PROBLEM DESCRIPTION. Run through the data and copy out every line that mentions the word "Writeable".

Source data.
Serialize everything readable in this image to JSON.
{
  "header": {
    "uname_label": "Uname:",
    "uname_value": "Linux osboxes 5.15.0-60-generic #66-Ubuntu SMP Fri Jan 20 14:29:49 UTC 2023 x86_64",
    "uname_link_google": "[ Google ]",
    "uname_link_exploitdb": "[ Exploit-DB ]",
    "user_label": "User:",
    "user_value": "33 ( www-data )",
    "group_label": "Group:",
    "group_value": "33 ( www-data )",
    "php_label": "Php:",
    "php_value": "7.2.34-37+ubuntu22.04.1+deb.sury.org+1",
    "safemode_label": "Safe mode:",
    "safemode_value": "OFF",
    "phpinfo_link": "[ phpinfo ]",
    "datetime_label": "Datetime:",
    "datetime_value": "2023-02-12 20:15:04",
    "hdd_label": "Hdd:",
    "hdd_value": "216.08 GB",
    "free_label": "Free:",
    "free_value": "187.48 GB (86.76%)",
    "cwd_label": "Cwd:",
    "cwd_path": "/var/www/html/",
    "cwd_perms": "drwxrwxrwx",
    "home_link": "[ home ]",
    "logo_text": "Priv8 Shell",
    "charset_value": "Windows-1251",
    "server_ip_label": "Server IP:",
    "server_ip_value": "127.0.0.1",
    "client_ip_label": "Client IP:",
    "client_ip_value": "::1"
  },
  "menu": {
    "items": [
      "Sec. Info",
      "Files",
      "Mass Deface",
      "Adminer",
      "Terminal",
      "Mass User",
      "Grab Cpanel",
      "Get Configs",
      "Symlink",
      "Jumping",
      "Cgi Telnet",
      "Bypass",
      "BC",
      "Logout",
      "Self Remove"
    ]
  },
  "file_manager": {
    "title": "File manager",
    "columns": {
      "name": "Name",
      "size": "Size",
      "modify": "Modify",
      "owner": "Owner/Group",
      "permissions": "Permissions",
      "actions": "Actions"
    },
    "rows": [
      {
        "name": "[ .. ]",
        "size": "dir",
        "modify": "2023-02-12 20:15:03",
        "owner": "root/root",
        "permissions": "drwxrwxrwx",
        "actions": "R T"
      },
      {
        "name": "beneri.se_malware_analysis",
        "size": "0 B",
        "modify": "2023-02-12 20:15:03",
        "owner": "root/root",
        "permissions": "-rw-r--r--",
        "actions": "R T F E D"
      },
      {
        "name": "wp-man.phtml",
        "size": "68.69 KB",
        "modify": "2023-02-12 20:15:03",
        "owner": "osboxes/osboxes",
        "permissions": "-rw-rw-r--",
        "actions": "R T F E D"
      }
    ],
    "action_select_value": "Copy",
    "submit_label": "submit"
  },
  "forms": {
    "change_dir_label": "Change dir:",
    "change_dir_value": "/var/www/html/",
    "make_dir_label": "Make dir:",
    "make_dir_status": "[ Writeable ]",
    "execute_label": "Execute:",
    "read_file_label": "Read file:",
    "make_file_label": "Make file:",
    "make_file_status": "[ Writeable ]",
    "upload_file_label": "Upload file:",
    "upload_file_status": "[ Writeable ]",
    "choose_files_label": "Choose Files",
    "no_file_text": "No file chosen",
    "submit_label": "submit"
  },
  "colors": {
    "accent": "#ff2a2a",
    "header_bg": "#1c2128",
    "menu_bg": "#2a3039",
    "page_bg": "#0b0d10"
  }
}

TASK SOLUTION.
    "make_dir_status": "[ Writeable ]",
    "make_file_status": "[ Writeable ]",
    "upload_file_status": "[ Writeable ]",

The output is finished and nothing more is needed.